■ TASK ITEM ■
Every line of the material below that holds the string "document" should be copied.

■ RECORDED DATA ■
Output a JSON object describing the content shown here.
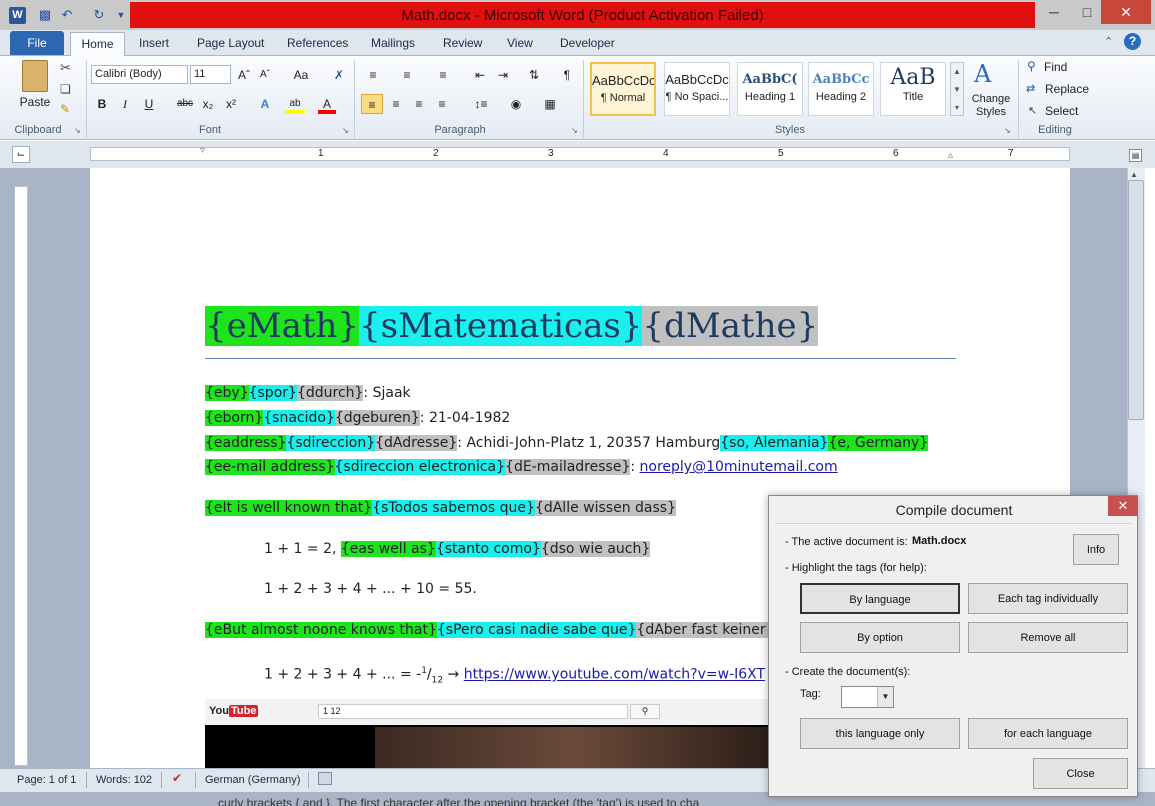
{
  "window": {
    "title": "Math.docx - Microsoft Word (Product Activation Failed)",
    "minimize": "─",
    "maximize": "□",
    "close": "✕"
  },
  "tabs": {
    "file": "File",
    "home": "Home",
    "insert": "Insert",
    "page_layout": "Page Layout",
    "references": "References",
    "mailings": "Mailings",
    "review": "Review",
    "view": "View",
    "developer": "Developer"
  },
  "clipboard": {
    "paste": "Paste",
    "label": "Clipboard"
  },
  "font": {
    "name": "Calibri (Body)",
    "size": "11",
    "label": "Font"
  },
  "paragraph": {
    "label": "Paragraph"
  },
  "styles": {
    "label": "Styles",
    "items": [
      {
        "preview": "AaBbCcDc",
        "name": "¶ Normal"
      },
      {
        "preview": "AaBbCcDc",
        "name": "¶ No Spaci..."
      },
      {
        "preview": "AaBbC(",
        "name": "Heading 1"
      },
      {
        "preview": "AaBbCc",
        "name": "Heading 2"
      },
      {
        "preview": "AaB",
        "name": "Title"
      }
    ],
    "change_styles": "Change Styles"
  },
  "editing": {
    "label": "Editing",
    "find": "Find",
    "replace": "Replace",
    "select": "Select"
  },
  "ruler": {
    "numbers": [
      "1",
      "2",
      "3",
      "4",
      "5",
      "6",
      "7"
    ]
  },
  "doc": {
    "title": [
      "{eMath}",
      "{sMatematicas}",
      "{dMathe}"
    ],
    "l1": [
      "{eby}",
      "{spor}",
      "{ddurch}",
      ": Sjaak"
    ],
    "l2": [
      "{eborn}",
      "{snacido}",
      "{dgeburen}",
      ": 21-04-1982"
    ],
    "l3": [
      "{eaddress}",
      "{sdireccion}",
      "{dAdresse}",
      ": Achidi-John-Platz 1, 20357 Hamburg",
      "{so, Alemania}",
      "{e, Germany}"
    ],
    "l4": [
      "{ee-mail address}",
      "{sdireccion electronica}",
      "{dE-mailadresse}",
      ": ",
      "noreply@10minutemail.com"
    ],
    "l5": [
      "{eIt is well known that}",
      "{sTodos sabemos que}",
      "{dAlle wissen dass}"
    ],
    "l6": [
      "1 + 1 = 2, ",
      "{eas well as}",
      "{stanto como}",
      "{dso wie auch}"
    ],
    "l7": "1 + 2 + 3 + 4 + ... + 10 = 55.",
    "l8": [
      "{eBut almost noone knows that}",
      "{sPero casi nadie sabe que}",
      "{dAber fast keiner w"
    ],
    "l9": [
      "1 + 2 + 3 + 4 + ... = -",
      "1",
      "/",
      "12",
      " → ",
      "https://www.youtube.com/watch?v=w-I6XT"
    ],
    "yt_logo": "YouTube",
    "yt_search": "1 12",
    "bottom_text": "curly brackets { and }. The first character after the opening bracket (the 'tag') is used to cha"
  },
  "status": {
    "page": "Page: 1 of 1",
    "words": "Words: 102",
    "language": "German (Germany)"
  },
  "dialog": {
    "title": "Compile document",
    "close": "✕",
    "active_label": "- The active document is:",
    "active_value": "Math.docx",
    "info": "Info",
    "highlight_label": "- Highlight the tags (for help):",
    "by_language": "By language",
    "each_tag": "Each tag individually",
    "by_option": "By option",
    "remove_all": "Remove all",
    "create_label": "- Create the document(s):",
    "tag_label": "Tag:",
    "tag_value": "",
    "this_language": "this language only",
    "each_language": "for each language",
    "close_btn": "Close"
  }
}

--

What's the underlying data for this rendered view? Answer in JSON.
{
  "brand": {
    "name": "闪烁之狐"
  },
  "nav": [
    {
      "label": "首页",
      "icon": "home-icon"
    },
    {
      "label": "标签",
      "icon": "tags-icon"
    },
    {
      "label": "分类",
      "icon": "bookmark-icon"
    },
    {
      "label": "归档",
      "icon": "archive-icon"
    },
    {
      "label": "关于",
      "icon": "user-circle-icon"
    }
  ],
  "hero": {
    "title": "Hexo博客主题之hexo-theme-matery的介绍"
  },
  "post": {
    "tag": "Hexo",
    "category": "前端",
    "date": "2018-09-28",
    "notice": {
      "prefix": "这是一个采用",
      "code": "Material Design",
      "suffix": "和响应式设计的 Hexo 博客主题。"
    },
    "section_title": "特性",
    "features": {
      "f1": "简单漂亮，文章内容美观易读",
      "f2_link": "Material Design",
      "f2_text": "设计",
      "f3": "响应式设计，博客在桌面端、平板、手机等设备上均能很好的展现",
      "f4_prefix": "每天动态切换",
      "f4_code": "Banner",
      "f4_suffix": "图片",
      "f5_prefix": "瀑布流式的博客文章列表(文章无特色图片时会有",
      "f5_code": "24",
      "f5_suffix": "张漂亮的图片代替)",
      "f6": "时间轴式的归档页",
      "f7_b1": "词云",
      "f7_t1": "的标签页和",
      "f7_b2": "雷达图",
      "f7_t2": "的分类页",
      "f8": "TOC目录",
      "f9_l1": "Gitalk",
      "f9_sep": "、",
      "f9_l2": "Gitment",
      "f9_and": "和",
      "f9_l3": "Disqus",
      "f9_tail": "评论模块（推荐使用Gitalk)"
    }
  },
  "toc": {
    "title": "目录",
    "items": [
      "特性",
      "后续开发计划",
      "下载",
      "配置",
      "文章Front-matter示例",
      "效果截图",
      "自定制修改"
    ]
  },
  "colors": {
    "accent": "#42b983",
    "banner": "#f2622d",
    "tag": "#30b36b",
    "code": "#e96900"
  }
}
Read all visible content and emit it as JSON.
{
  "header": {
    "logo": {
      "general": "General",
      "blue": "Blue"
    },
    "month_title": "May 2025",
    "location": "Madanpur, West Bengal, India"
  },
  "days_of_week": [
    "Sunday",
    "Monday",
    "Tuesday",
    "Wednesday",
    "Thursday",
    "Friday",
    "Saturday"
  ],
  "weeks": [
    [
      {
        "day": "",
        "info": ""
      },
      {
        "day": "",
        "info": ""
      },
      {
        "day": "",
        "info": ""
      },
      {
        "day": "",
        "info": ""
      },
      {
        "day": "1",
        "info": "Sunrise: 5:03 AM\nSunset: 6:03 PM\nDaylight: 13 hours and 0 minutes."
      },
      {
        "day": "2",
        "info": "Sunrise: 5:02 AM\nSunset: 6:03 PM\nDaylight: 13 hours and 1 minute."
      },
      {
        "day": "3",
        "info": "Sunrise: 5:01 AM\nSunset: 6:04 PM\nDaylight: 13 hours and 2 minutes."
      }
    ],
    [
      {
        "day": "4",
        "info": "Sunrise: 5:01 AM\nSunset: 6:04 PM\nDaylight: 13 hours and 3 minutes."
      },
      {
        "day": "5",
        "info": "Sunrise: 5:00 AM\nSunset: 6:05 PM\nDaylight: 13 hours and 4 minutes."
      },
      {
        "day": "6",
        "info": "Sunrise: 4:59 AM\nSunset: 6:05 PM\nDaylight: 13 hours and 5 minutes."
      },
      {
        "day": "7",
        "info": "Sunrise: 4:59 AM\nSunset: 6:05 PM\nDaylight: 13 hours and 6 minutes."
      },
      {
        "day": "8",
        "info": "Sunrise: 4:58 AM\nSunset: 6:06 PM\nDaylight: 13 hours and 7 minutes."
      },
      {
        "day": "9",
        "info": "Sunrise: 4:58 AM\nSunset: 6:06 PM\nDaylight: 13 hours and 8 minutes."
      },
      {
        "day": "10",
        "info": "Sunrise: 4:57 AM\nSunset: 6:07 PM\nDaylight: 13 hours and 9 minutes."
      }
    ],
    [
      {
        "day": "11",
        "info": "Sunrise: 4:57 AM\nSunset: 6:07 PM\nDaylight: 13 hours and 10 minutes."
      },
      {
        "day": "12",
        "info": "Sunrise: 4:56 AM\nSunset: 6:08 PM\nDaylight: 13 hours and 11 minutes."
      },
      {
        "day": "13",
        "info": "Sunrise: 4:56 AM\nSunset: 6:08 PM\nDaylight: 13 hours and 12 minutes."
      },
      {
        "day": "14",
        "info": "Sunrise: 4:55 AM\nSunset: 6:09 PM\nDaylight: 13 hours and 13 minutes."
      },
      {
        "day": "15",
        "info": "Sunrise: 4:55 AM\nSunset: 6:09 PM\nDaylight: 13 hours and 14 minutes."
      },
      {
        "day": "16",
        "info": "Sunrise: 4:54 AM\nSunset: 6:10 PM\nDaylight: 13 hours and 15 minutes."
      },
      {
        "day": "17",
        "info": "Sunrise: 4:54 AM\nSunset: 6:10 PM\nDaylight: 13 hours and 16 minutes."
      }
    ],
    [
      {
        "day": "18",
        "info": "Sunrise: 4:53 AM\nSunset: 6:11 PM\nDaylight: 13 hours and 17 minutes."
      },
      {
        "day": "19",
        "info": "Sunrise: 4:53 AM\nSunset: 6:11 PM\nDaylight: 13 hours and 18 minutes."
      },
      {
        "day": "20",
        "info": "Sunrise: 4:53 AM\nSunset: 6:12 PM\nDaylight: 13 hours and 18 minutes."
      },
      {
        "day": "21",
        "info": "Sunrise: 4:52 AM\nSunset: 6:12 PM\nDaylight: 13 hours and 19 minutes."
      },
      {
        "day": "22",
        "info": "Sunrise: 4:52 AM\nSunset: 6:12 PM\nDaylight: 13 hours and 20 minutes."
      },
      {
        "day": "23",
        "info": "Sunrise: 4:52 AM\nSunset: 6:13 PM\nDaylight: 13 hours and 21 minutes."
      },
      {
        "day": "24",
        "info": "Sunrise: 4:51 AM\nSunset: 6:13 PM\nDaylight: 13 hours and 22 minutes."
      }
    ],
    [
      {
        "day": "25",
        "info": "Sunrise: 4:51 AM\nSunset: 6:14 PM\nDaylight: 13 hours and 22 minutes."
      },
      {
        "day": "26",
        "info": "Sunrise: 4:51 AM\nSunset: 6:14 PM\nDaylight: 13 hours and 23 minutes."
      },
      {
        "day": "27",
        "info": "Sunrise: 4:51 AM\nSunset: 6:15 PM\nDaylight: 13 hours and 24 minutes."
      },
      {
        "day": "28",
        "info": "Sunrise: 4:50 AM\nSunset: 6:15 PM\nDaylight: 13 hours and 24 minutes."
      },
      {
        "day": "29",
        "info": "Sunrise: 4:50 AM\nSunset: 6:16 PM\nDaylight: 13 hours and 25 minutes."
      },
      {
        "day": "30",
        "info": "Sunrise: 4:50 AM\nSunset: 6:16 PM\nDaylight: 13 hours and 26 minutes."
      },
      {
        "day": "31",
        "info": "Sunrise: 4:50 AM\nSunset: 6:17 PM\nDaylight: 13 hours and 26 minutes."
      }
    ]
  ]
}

■ TASK RESULT ■
    "title": "Compile document",
    "active_label": "- The active document is:",
    "create_label": "- Create the document(s):",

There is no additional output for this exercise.